Iron Rod
Salt Lake City, UT

Re Noodlekaboodle Re Patriot

Please do a google search on what was our number one export last year.

You will find the answer to be Gasoline, Aviation fuel, and Diesel fuel.

Could this some how be the major reason for the price of fuel here in the United States?

I submit to you folks that the amount of oil we produce has very little to do with the price of gasoline at the pump here in the United States.

Gasoline will flow to which ever country will pay the most $$$ for this product.

Of the oil that is imported into the United States what percentage of it comes from the middle east? Also which three countries are our largest source of imported oil? Hint they are not in the middle east.

The answer is important to our energy and political discussions.

Henderson
Orem, UT

Why should we be doing anything to Egypt?

Are we 100 percent employed?

Does everyone here have enough food to eat?

Do we need any infrastructure upgrades or education spending?

So why is Egypt entitled to one penny of our hard earned taxes?

If Egypt needs "foreign aid" see that it gets it the way we do... WORK!

Get your economy going, and WORK.

Stop depending on foreigners to bail you out attempting to buy off friends. If your country is a mess then fix it... With your own hard work and money.

to comment

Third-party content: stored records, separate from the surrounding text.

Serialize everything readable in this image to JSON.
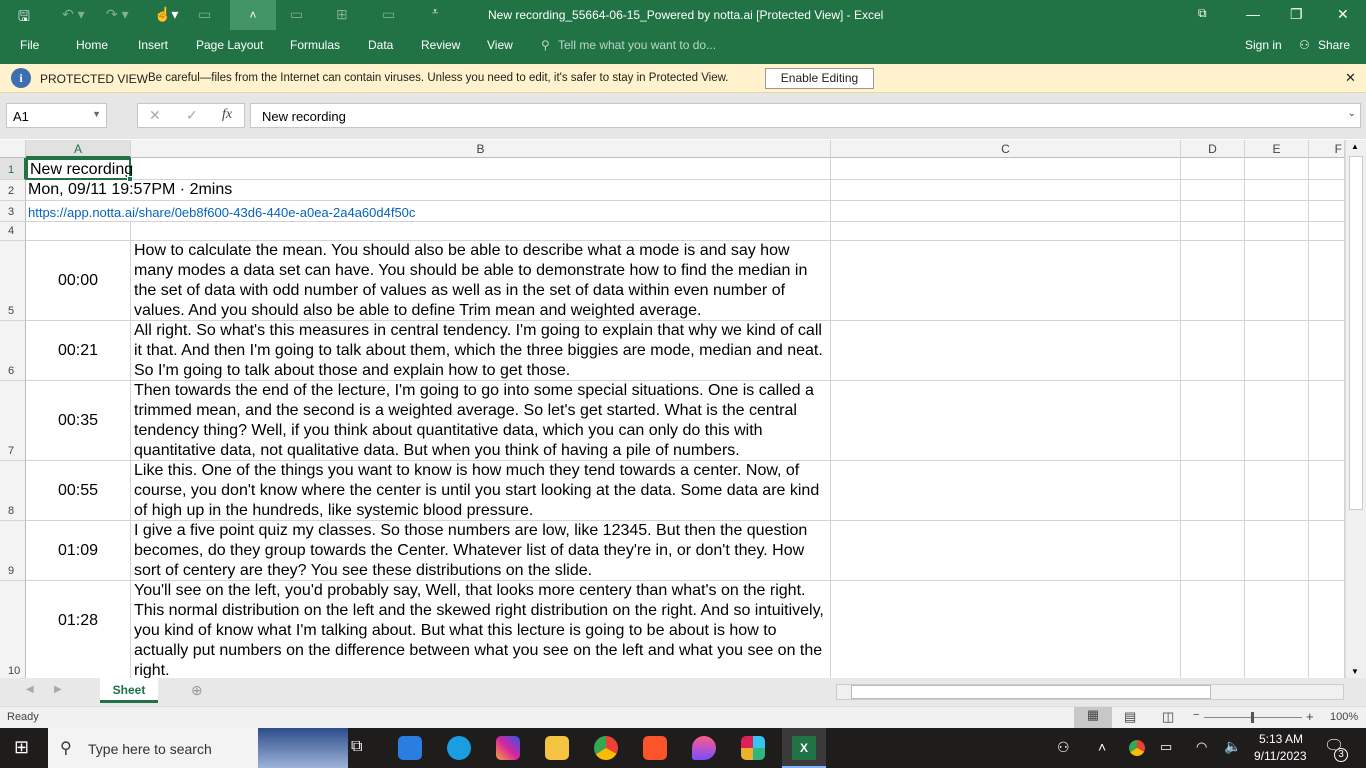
{
  "window": {
    "title": "New recording_55664-06-15_Powered by notta.ai  [Protected View] - Excel"
  },
  "ribbon": {
    "tabs": [
      "File",
      "Home",
      "Insert",
      "Page Layout",
      "Formulas",
      "Data",
      "Review",
      "View"
    ],
    "tell_me": "Tell me what you want to do...",
    "sign_in": "Sign in",
    "share": "Share"
  },
  "protected": {
    "label": "PROTECTED VIEW",
    "message": "Be careful—files from the Internet can contain viruses. Unless you need to edit, it's safer to stay in Protected View.",
    "button": "Enable Editing"
  },
  "formula": {
    "name_box": "A1",
    "fx": "fx",
    "value": "New recording"
  },
  "columns": [
    "A",
    "B",
    "C",
    "D",
    "E",
    "F"
  ],
  "rows": {
    "r1": "New recording",
    "r2": "Mon, 09/11 19:57PM · 2mins",
    "r3": "https://app.notta.ai/share/0eb8f600-43d6-440e-a0ea-2a4a60d4f50c",
    "transcript": [
      {
        "row": "5",
        "time": "00:00",
        "text": "How to calculate the mean. You should also be able to describe what a mode is and say how many modes a data set can have. You should be able to demonstrate how to find the median in the set of data with odd number of values as well as in the set of data within even number of values. And you should also be able to define Trim mean and weighted average."
      },
      {
        "row": "6",
        "time": "00:21",
        "text": "All right. So what's this measures in central tendency. I'm going to explain that why we kind of call it that. And then I'm going to talk about them, which the three biggies are mode, median and neat. So I'm going to talk about those and explain how to get those."
      },
      {
        "row": "7",
        "time": "00:35",
        "text": "Then towards the end of the lecture, I'm going to go into some special situations. One is called a trimmed mean, and the second is a weighted average. So let's get started. What is the central tendency thing? Well, if you think about quantitative data, which you can only do this with quantitative data, not qualitative data. But when you think of having a pile of numbers."
      },
      {
        "row": "8",
        "time": "00:55",
        "text": "Like this. One of the things you want to know is how much they tend towards a center. Now, of course, you don't know where the center is until you start looking at the data. Some data are kind of high up in the hundreds, like systemic blood pressure."
      },
      {
        "row": "9",
        "time": "01:09",
        "text": "I give a five point quiz my classes. So those numbers are low, like 12345. But then the question becomes, do they group towards the Center. Whatever list of data they're in, or don't they. How sort of centery are they? You see these distributions on the slide."
      },
      {
        "row": "10",
        "time": "01:28",
        "text": "You'll see on the left, you'd probably say, Well, that looks more centery than what's on the right. This normal distribution on the left and the skewed right distribution on the right. And so intuitively, you kind of know what I'm talking about. But what this lecture is going to be about is how to actually put numbers on the difference between what you see on the left and what you see on the right."
      }
    ]
  },
  "sheet_tab": "Sheet",
  "status": {
    "ready": "Ready",
    "zoom": "100%",
    "zoom_level": 100
  },
  "taskbar": {
    "search": "Type here to search",
    "time": "5:13 AM",
    "date": "9/11/2023",
    "notifications": "3"
  },
  "colors": {
    "excel_green": "#217346",
    "protected_bar": "#fff2cc",
    "link": "#0563c1"
  }
}
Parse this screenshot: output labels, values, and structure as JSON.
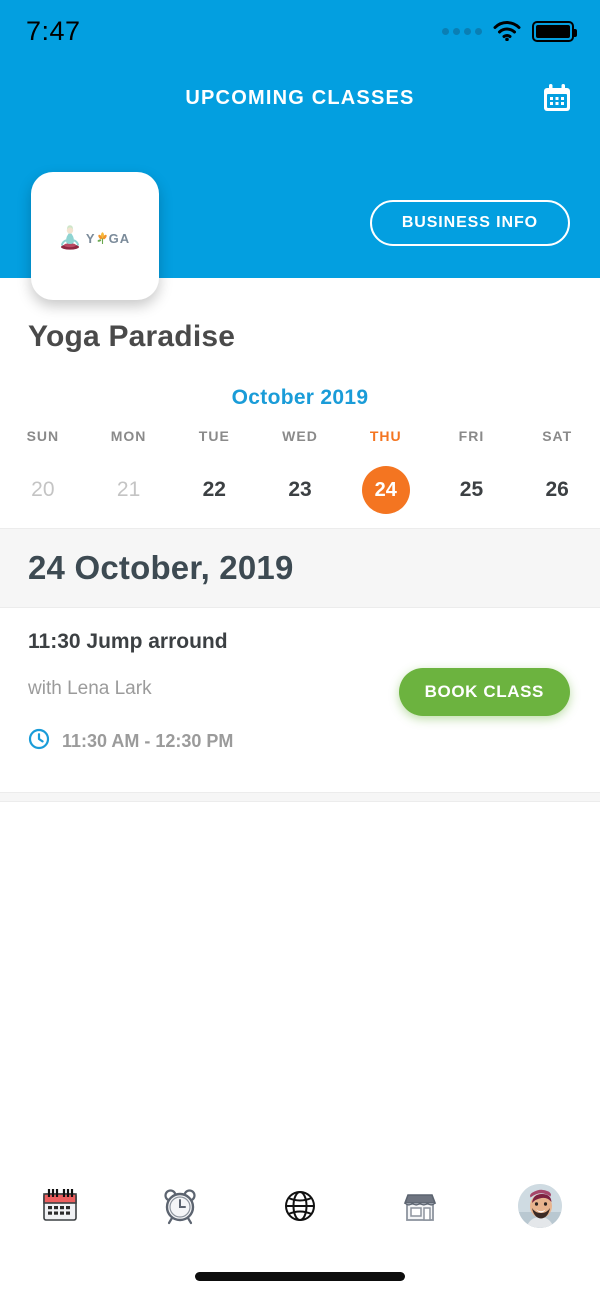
{
  "status_bar": {
    "time": "7:47",
    "signal_icon": "signal-dots-icon",
    "wifi_icon": "wifi-icon",
    "battery_icon": "battery-full-icon"
  },
  "header": {
    "title": "UPCOMING CLASSES",
    "calendar_icon": "calendar-icon",
    "background_color": "#039fe0"
  },
  "business": {
    "logo_text_left": "Y",
    "logo_text_right": "GA",
    "logo_icon": "yoga-logo-icon",
    "info_button_label": "BUSINESS INFO",
    "name": "Yoga Paradise"
  },
  "calendar": {
    "month_label": "October 2019",
    "month_color": "#1a9cd8",
    "selected_color": "#f47521",
    "days": [
      {
        "dow": "SUN",
        "date": "20",
        "state": "past"
      },
      {
        "dow": "MON",
        "date": "21",
        "state": "past"
      },
      {
        "dow": "TUE",
        "date": "22",
        "state": "normal"
      },
      {
        "dow": "WED",
        "date": "23",
        "state": "normal"
      },
      {
        "dow": "THU",
        "date": "24",
        "state": "selected"
      },
      {
        "dow": "FRI",
        "date": "25",
        "state": "normal"
      },
      {
        "dow": "SAT",
        "date": "26",
        "state": "normal"
      }
    ]
  },
  "schedule": {
    "date_heading": "24 October, 2019",
    "classes": [
      {
        "title": "11:30 Jump arround",
        "instructor": "with Lena Lark",
        "time_range": "11:30 AM - 12:30 PM",
        "clock_icon": "clock-icon",
        "book_button_label": "BOOK CLASS",
        "book_button_color": "#6cb33f"
      }
    ]
  },
  "tab_bar": {
    "items": [
      {
        "icon": "calendar-tab-icon",
        "name": "schedule"
      },
      {
        "icon": "alarm-clock-tab-icon",
        "name": "reminders"
      },
      {
        "icon": "globe-tab-icon",
        "name": "explore"
      },
      {
        "icon": "storefront-tab-icon",
        "name": "shop"
      },
      {
        "icon": "avatar-tab-icon",
        "name": "profile"
      }
    ]
  }
}
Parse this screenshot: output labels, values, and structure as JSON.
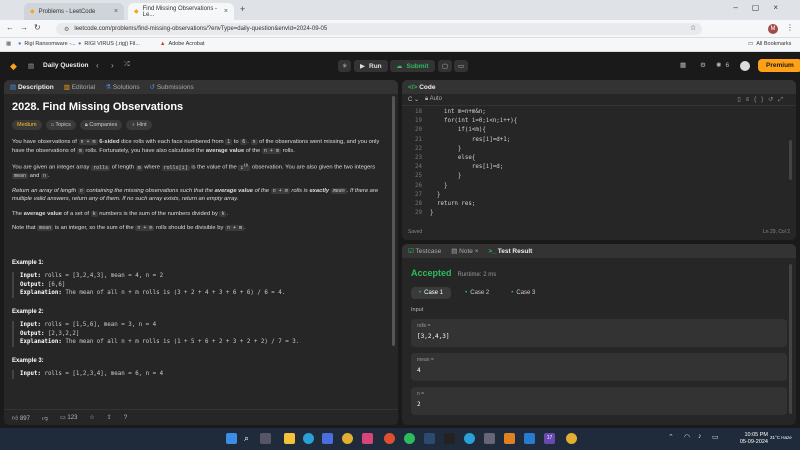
{
  "browser": {
    "tabs": [
      {
        "title": "Problems - LeetCode",
        "active": false
      },
      {
        "title": "Find Missing Observations - Le...",
        "active": true
      }
    ],
    "url": "leetcode.com/problems/find-missing-observations/?envType=daily-question&envId=2024-09-05",
    "bookmarks": [
      "Rigi Ransomware -...",
      "RIGI VIRUS (.rigj) Fil...",
      "Adobe Acrobat"
    ],
    "all_bookmarks_label": "All Bookmarks",
    "profile_initial": "M"
  },
  "header": {
    "daily_question": "Daily Question",
    "run_label": "Run",
    "submit_label": "Submit",
    "streak": "6",
    "premium_label": "Premium"
  },
  "description": {
    "tabs": [
      "Description",
      "Editorial",
      "Solutions",
      "Submissions"
    ],
    "title": "2028. Find Missing Observations",
    "chips": [
      "Medium",
      "Topics",
      "Companies",
      "Hint"
    ],
    "likes": "897",
    "comments": "123",
    "examples": [
      {
        "title": "Example 1:",
        "input": "rolls = [3,2,4,3], mean = 4, n = 2",
        "output": "[6,6]",
        "explanation": "The mean of all n + m rolls is (3 + 2 + 4 + 3 + 6 + 6) / 6 = 4."
      },
      {
        "title": "Example 2:",
        "input": "rolls = [1,5,6], mean = 3, n = 4",
        "output": "[2,3,2,2]",
        "explanation": "The mean of all n + m rolls is (1 + 5 + 6 + 2 + 3 + 2 + 2) / 7 = 3."
      },
      {
        "title": "Example 3:",
        "input": "rolls = [1,2,3,4], mean = 6, n = 4"
      }
    ]
  },
  "code": {
    "title": "Code",
    "lang": "Auto",
    "status": "Saved",
    "cursor": "Ln 29, Col 2",
    "lines": [
      {
        "n": "18",
        "text": "    int m=n+m&n;"
      },
      {
        "n": "19",
        "text": "    for(int i=0;i<n;i++){"
      },
      {
        "n": "20",
        "text": "        if(i<m){"
      },
      {
        "n": "21",
        "text": "            res[i]=d+1;"
      },
      {
        "n": "22",
        "text": "        }"
      },
      {
        "n": "23",
        "text": "        else{"
      },
      {
        "n": "24",
        "text": "            res[i]=d;"
      },
      {
        "n": "25",
        "text": "        }"
      },
      {
        "n": "26",
        "text": "    }"
      },
      {
        "n": "27",
        "text": "  }"
      },
      {
        "n": "28",
        "text": "  return res;"
      },
      {
        "n": "29",
        "text": "}"
      }
    ]
  },
  "result": {
    "tabs": [
      "Testcase",
      "Note",
      "Test Result"
    ],
    "verdict": "Accepted",
    "runtime": "Runtime: 2 ms",
    "cases": [
      "Case 1",
      "Case 2",
      "Case 3"
    ],
    "input_label": "Input",
    "vars": [
      {
        "label": "rolls =",
        "value": "[3,2,4,3]"
      },
      {
        "label": "mean =",
        "value": "4"
      },
      {
        "label": "n =",
        "value": "2"
      }
    ]
  },
  "taskbar": {
    "time": "10:05 PM",
    "date": "05-09-2024",
    "weather": "31°C Haze",
    "badge": "17"
  }
}
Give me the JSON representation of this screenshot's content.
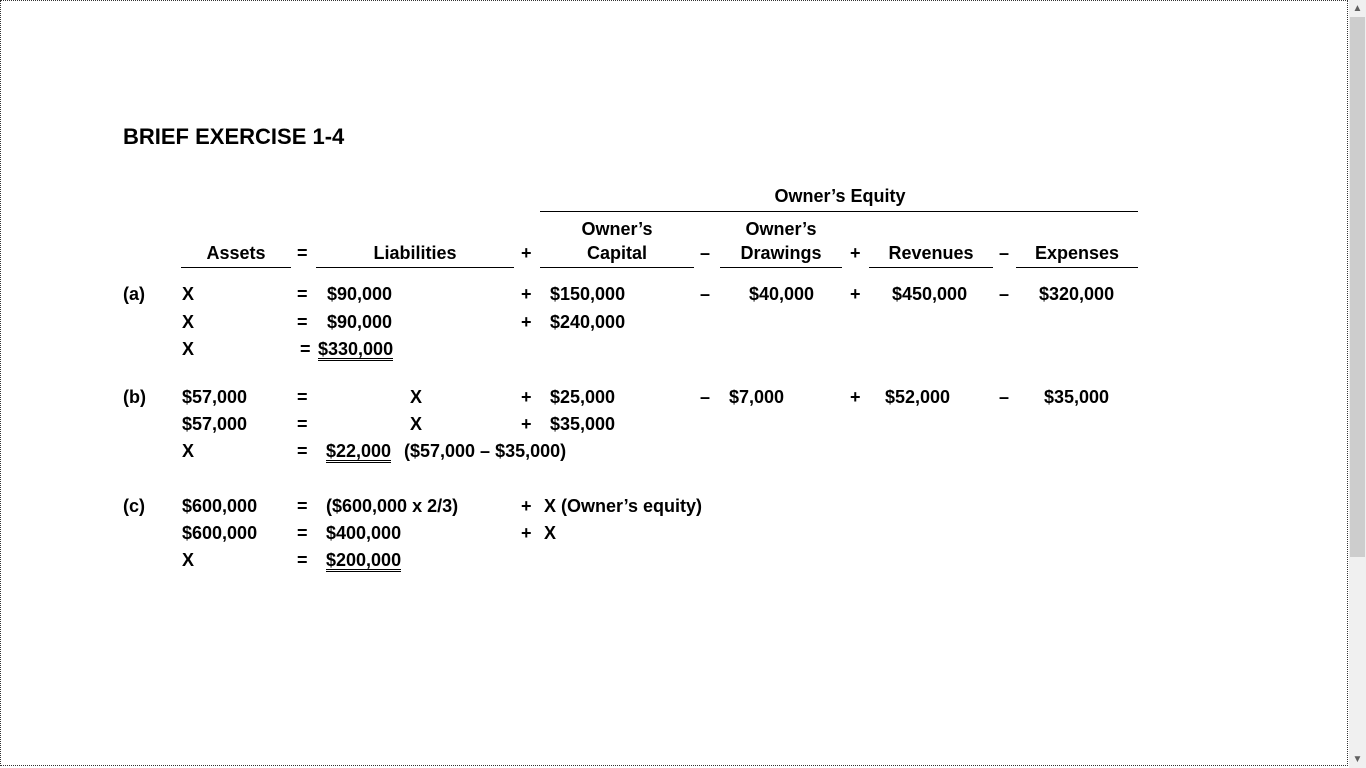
{
  "title": "BRIEF EXERCISE 1-4",
  "header": {
    "owners_equity": "Owner’s Equity",
    "assets": "Assets",
    "eq": "=",
    "liabilities": "Liabilities",
    "plus": "+",
    "minus": "–",
    "capital_line1": "Owner’s",
    "capital_line2": "Capital",
    "drawings_line1": "Owner’s",
    "drawings_line2": "Drawings",
    "revenues": "Revenues",
    "expenses": "Expenses"
  },
  "a": {
    "label": "(a)",
    "r1": {
      "assets": "X",
      "eq": "=",
      "liab": "$90,000",
      "plus": "+",
      "capital": "$150,000",
      "minus1": "–",
      "drawings": "$40,000",
      "plus2": "+",
      "revenues": "$450,000",
      "minus2": "–",
      "expenses": "$320,000"
    },
    "r2": {
      "assets": "X",
      "eq": "=",
      "liab": "$90,000",
      "plus": "+",
      "capital": "$240,000"
    },
    "r3": {
      "assets": "X",
      "eq": "=",
      "liab": "$330,000"
    }
  },
  "b": {
    "label": "(b)",
    "r1": {
      "assets": "$57,000",
      "eq": "=",
      "liab": "X",
      "plus": "+",
      "capital": "$25,000",
      "minus1": "–",
      "drawings": "$7,000",
      "plus2": "+",
      "revenues": "$52,000",
      "minus2": "–",
      "expenses": "$35,000"
    },
    "r2": {
      "assets": "$57,000",
      "eq": "=",
      "liab": "X",
      "plus": "+",
      "capital": "$35,000"
    },
    "r3": {
      "assets": "X",
      "eq": "=",
      "liab": "$22,000",
      "note": "($57,000 – $35,000)"
    }
  },
  "c": {
    "label": "(c)",
    "r1": {
      "assets": "$600,000",
      "eq": "=",
      "liab": "($600,000 x 2/3)",
      "plus": "+",
      "equity": "X (Owner’s equity)"
    },
    "r2": {
      "assets": "$600,000",
      "eq": "=",
      "liab": "$400,000",
      "plus": "+",
      "equity": "X"
    },
    "r3": {
      "assets": "X",
      "eq": "=",
      "liab": "$200,000"
    }
  }
}
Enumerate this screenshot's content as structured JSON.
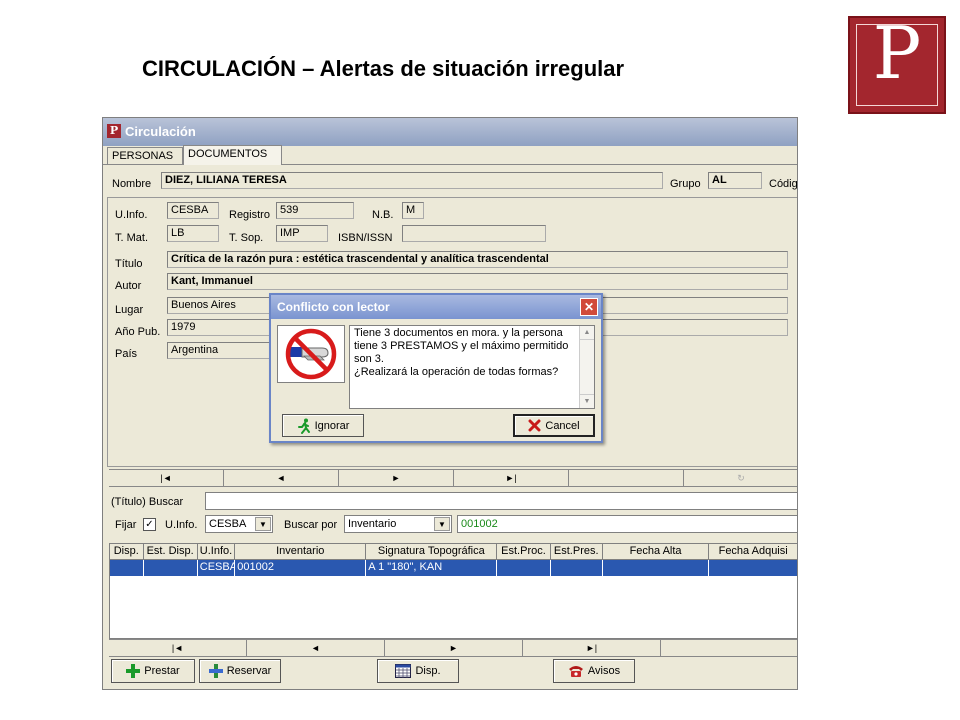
{
  "slide": {
    "title": "CIRCULACIÓN – Alertas de situación irregular",
    "logo_letter": "P"
  },
  "window": {
    "title": "Circulación",
    "app_icon": "P"
  },
  "tabs": [
    {
      "label": "PERSONAS"
    },
    {
      "label": "DOCUMENTOS",
      "active": true
    }
  ],
  "person": {
    "nombre_label": "Nombre",
    "nombre_value": "DIEZ, LILIANA TERESA",
    "grupo_label": "Grupo",
    "grupo_value": "AL",
    "codigo_label": "Códig"
  },
  "document": {
    "uinfo_label": "U.Info.",
    "uinfo_value": "CESBA",
    "registro_label": "Registro",
    "registro_value": "539",
    "nb_label": "N.B.",
    "nb_value": "M",
    "tmat_label": "T. Mat.",
    "tmat_value": "LB",
    "tsop_label": "T. Sop.",
    "tsop_value": "IMP",
    "isbn_label": "ISBN/ISSN",
    "isbn_value": "",
    "titulo_label": "Título",
    "titulo_value": "Crítica de la razón pura : estética trascendental y analítica trascendental",
    "autor_label": "Autor",
    "autor_value": "Kant, Immanuel",
    "lugar_label": "Lugar",
    "lugar_value": "Buenos Aires",
    "anio_label": "Año Pub.",
    "anio_value": "1979",
    "pais_label": "País",
    "pais_value": "Argentina"
  },
  "nav_top": [
    "|◄",
    "◄",
    "►",
    "►|",
    "",
    "↻"
  ],
  "search": {
    "titulo_buscar_label": "(Título) Buscar",
    "fijar_label": "Fijar",
    "fijar_checked": "✓",
    "uinfo_label": "U.Info.",
    "uinfo_value": "CESBA",
    "buscar_por_label": "Buscar por",
    "buscar_por_value": "Inventario",
    "codigo_value": "001002"
  },
  "grid": {
    "headers": [
      "Disp.",
      "Est. Disp.",
      "U.Info.",
      "Inventario",
      "Signatura Topográfica",
      "Est.Proc.",
      "Est.Pres.",
      "Fecha Alta",
      "Fecha Adquisi"
    ],
    "rows": [
      [
        "",
        "",
        "CESBA",
        "001002",
        "A 1 \"180\", KAN",
        "",
        "",
        "",
        ""
      ]
    ]
  },
  "nav_bottom": [
    "|◄",
    "◄",
    "►",
    "►|",
    ""
  ],
  "buttons": {
    "prestar": "Prestar",
    "reservar": "Reservar",
    "disp": "Disp.",
    "avisos": "Avisos"
  },
  "dialog": {
    "title": "Conflicto con lector",
    "close": "✕",
    "lines": [
      "Tiene 3 documentos en mora. y la persona",
      "tiene 3 PRESTAMOS y el máximo permitido",
      "son 3.",
      "¿Realizará la operación de todas formas?"
    ],
    "ignore_label": "Ignorar",
    "cancel_label": "Cancel"
  },
  "colors": {
    "logo": "#a3262e",
    "selection": "#2a58b0",
    "green_text": "#1a8a1a"
  }
}
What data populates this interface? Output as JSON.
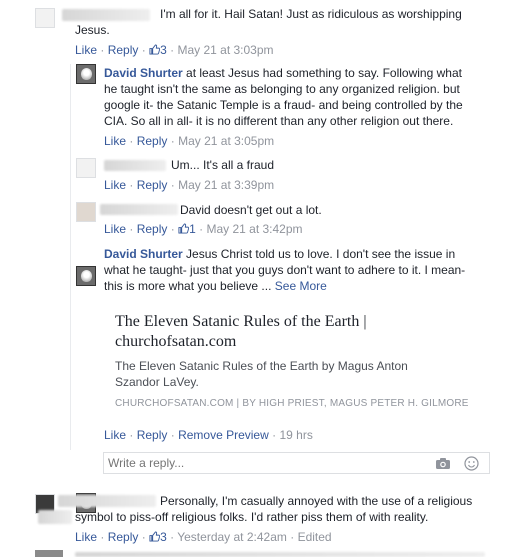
{
  "comments": [
    {
      "text": "I'm all for it. Hail Satan! Just as ridiculous as worshipping Jesus.",
      "like_label": "Like",
      "reply_label": "Reply",
      "likes": "3",
      "time": "May 21 at 3:03pm"
    },
    {
      "author": "David Shurter",
      "text": "at least Jesus had something to say. Following what he taught isn't the same as belonging to any organized religion. but google it- the Satanic Temple is a fraud- and being controlled by the CIA. So all in all- it is no different than any other religion out there.",
      "like_label": "Like",
      "reply_label": "Reply",
      "time": "May 21 at 3:05pm"
    },
    {
      "text": "Um... It's all a fraud",
      "like_label": "Like",
      "reply_label": "Reply",
      "time": "May 21 at 3:39pm"
    },
    {
      "text": "David doesn't get out a lot.",
      "like_label": "Like",
      "reply_label": "Reply",
      "likes": "1",
      "time": "May 21 at 3:42pm"
    },
    {
      "author": "David Shurter",
      "text": "Jesus Christ told us to love. I don't see the issue in what he taught- just that you guys don't want to adhere to it. I mean- this is more what you believe ...",
      "see_more": "See More",
      "like_label": "Like",
      "reply_label": "Reply",
      "remove_preview": "Remove Preview",
      "time": "19 hrs"
    },
    {
      "text": "Personally, I'm casually annoyed with the use of a religious symbol to piss-off religious folks. I'd rather piss them of with reality.",
      "like_label": "Like",
      "reply_label": "Reply",
      "likes": "3",
      "time": "Yesterday at 2:42am",
      "edited": "Edited"
    }
  ],
  "link_preview": {
    "title": "The Eleven Satanic Rules of the Earth | churchofsatan.com",
    "description": "The Eleven Satanic Rules of the Earth by Magus Anton Szandor LaVey.",
    "source": "CHURCHOFSATAN.COM | BY HIGH PRIEST, MAGUS PETER H. GILMORE"
  },
  "reply_box": {
    "placeholder": "Write a reply...",
    "camera_icon": "camera-icon",
    "emoji_icon": "emoji-icon"
  },
  "separators": {
    "dot": "·"
  },
  "colors": {
    "link": "#365899",
    "meta": "#90949c",
    "text": "#1d2129"
  }
}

DeseretNews.com encourages a civil dialogue among its readers. We welcome your thoughtful comments.
About comments